Look over the entries that follow and work out how many lines contain "JSON". State the number only.

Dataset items
____________
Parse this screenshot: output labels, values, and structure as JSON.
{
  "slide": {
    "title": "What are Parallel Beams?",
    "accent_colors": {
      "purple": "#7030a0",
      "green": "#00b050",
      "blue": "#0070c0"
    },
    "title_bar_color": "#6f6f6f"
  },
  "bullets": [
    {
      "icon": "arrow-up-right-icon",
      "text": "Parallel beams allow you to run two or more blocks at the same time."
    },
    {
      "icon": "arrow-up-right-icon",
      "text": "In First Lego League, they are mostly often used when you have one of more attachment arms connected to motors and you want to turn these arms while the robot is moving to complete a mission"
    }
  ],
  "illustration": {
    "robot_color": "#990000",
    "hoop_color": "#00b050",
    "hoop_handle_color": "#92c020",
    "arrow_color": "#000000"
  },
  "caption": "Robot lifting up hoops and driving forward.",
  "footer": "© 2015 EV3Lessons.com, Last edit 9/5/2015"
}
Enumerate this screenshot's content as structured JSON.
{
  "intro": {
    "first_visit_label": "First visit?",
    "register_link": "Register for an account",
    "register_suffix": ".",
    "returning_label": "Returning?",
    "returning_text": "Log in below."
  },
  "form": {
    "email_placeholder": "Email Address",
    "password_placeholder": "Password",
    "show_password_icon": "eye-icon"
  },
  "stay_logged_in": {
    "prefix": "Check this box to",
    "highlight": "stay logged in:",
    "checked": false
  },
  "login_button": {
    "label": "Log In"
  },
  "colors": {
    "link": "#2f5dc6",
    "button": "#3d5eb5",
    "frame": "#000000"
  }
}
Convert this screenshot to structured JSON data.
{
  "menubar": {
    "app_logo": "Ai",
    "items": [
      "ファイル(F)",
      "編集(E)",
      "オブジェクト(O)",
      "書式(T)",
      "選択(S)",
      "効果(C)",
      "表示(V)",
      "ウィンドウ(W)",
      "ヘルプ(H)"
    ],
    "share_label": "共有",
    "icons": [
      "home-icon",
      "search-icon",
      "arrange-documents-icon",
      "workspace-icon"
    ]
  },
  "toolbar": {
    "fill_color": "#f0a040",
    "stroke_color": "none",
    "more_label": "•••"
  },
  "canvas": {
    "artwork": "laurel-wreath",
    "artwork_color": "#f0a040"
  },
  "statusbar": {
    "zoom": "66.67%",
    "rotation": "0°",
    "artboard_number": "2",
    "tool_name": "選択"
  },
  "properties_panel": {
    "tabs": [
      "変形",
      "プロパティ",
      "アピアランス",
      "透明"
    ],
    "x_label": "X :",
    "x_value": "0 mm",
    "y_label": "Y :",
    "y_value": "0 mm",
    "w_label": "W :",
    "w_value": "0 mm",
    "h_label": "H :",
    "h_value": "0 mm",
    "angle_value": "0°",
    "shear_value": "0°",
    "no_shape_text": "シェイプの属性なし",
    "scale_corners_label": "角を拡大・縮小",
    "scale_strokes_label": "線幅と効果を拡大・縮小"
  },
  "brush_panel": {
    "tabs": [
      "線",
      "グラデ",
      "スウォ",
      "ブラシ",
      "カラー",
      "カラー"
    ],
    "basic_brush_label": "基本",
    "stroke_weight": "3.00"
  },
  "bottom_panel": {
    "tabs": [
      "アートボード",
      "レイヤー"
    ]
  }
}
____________
### [Answer to this problem]
3